A distraught mother who lost her 13-year-old son after he had undergone two successful surgeries at the Korle Bu Teaching Hospital in Accra has bemoaned the state of equipment at Ghana’s foremost referral centre.
According to Cordelia Ama Selormey, doctors at Korle Bu work tirelessly to save lives despite the lack of critical equipment at the facility.
“Korle Bu is not running on medical equipment, Korle bu is running on the Grace of God. It is so easy to blame the doctors until you get to know what they are dealing with. They work so hard but the equipment to use is just not there.
“When my child lost consciousness after the second surgery, ordinary defibrillators Korle Bu didn’t have it so you should have seen how they were hitting his chest just to revive him. Our leaders should go to Korle Bu when they are sick, they should stop going to UGMC and go to Korle Bu so they can experience what we experience every day, ” a teary Ama Selormey told Francis Abban on the Morning Starr.
Meanwhile, the Neurosurgeon who conducted the surgeries on the deceased Dr Hadi Abdallah has expressed anger over the poor state of the country’s neurosurgeon unit.
The facility which serves as a referral centre can only boast of four beds at its Intensive Care Unit and one operating theatre.

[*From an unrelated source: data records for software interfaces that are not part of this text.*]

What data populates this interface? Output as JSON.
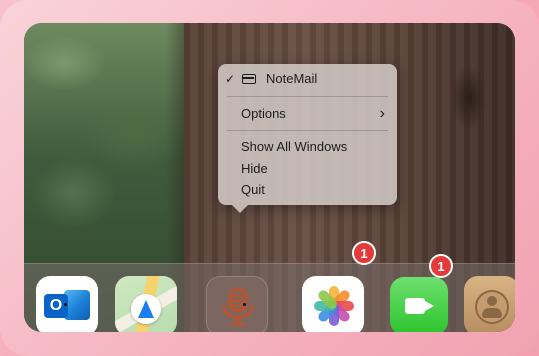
{
  "menu": {
    "app_item": {
      "label": "NoteMail",
      "checked": true,
      "check_glyph": "✓",
      "icon": "window-icon"
    },
    "options_label": "Options",
    "options_arrow": "›",
    "show_all_windows_label": "Show All Windows",
    "hide_label": "Hide",
    "quit_label": "Quit"
  },
  "dock": {
    "apps": [
      {
        "id": "outlook",
        "icon": "outlook-icon",
        "badge": null,
        "running": true,
        "glyph": "O"
      },
      {
        "id": "maps",
        "icon": "maps-icon",
        "badge": null,
        "running": false
      },
      {
        "id": "notemail",
        "icon": "microphone-icon",
        "badge": null,
        "running": true
      },
      {
        "id": "photos",
        "icon": "photos-icon",
        "badge": "1",
        "running": false
      },
      {
        "id": "facetime",
        "icon": "facetime-icon",
        "badge": "1",
        "running": false
      },
      {
        "id": "contacts",
        "icon": "contacts-icon",
        "badge": null,
        "running": false
      }
    ]
  },
  "colors": {
    "badge": "#e63a3a",
    "notemail_icon": "#b9552e",
    "frame": "#f6b3c0"
  }
}
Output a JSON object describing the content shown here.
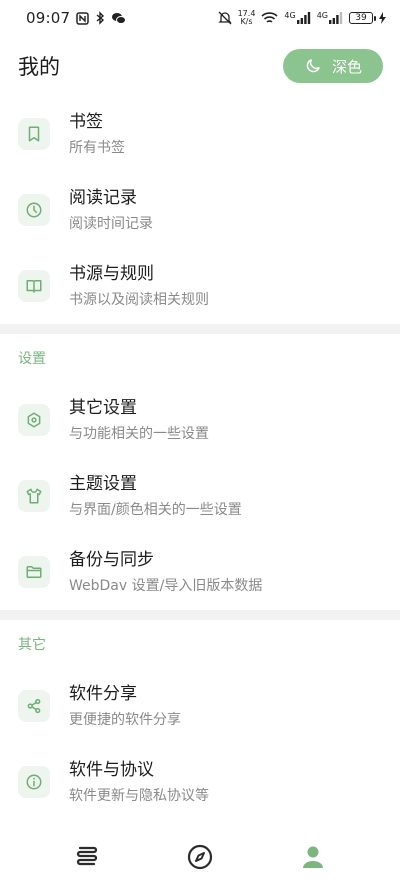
{
  "status_bar": {
    "time": "09:07",
    "net_speed_top": "17.4",
    "net_speed_unit": "K/s",
    "network_1": "4G",
    "network_2": "4G",
    "battery": "39"
  },
  "header": {
    "title": "我的",
    "theme_button": "深色"
  },
  "items_top": [
    {
      "title": "书签",
      "subtitle": "所有书签",
      "icon": "bookmark-icon"
    },
    {
      "title": "阅读记录",
      "subtitle": "阅读时间记录",
      "icon": "clock-icon"
    },
    {
      "title": "书源与规则",
      "subtitle": "书源以及阅读相关规则",
      "icon": "book-open-icon"
    }
  ],
  "section_settings": {
    "label": "设置",
    "items": [
      {
        "title": "其它设置",
        "subtitle": "与功能相关的一些设置",
        "icon": "hexagon-settings-icon"
      },
      {
        "title": "主题设置",
        "subtitle": "与界面/颜色相关的一些设置",
        "icon": "shirt-icon"
      },
      {
        "title": "备份与同步",
        "subtitle": "WebDav 设置/导入旧版本数据",
        "icon": "folder-icon"
      }
    ]
  },
  "section_other": {
    "label": "其它",
    "items": [
      {
        "title": "软件分享",
        "subtitle": "更便捷的软件分享",
        "icon": "share-icon"
      },
      {
        "title": "软件与协议",
        "subtitle": "软件更新与隐私协议等",
        "icon": "info-icon"
      }
    ]
  },
  "bottom_nav": [
    {
      "name": "bookshelf",
      "icon": "bookshelf-icon",
      "active": false
    },
    {
      "name": "discover",
      "icon": "compass-icon",
      "active": false
    },
    {
      "name": "mine",
      "icon": "person-icon",
      "active": true
    }
  ],
  "colors": {
    "accent": "#8bc48f",
    "accent_text": "#7bb57f",
    "icon_bg": "#eef4ee",
    "icon_stroke": "#6fae74",
    "nav_inactive": "#2b2b2b"
  }
}
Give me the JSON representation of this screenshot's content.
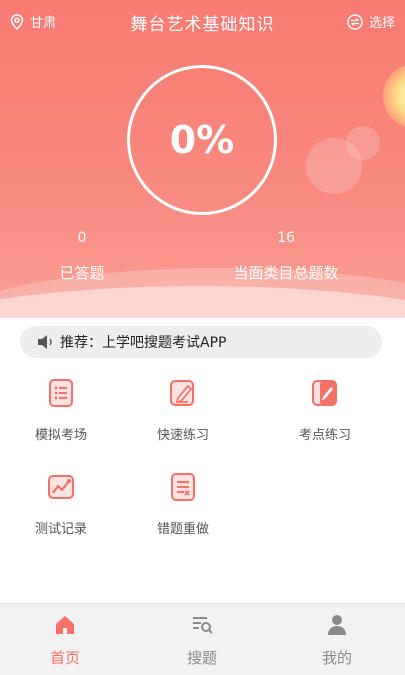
{
  "header": {
    "location": "甘肃",
    "title": "舞台艺术基础知识",
    "choose_label": "选择",
    "icons": {
      "location": "location-pin-icon",
      "choose": "switch-icon"
    }
  },
  "progress": {
    "percent_label": "0%",
    "percent": 0
  },
  "stats": [
    {
      "value": "0",
      "label": "已答题"
    },
    {
      "value": "16",
      "label": "当面类目总题数"
    }
  ],
  "notice": {
    "text": "推荐：上学吧搜题考试APP",
    "icon": "speaker-icon"
  },
  "features": [
    {
      "label": "模拟考场",
      "icon": "list-icon"
    },
    {
      "label": "快速练习",
      "icon": "edit-icon"
    },
    {
      "label": "考点练习",
      "icon": "notebook-pen-icon"
    },
    {
      "label": "测试记录",
      "icon": "chart-icon"
    },
    {
      "label": "错题重做",
      "icon": "document-icon"
    }
  ],
  "tabs": [
    {
      "label": "首页",
      "icon": "home-icon",
      "active": true
    },
    {
      "label": "搜题",
      "icon": "search-list-icon",
      "active": false
    },
    {
      "label": "我的",
      "icon": "user-icon",
      "active": false
    }
  ],
  "colors": {
    "primary": "#f77a72",
    "accent": "#f57168",
    "tab_inactive": "#8a8a8a"
  }
}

The hospital also lacks vain finders, monitors, amongst other vital equipment.
According to him “if we had an ICU that was functional, we could have prevented people from getting stroke but the ICU doesn’t allow that.”
“We are operating with only one theatre and we have only one space in the intensive care unit. Our ICU is supposed to have twelve beds but currently, we have just four and one out of it is for neurosurgery. And even with that one, it’s subject to availability.”
Dr Abdallah, however, maintained that “this is not a direct attack on Korle-Bu board but it’s how the system has been run over the years.”
On the need for the construction of a neuroscience centre, he said “over 10 years ago, when they costed the construction of a neuroscience centre, it was around $30 million but now if we’re going to be genuine with ourselves, it should cost us $50million.”
Touching on the culture of silence in the health sector, he disclosed that “many doctors over the years have refused to speak the media to highlight some of these things because we have people who have been put there by gov’t who’ll come at you when you speak”.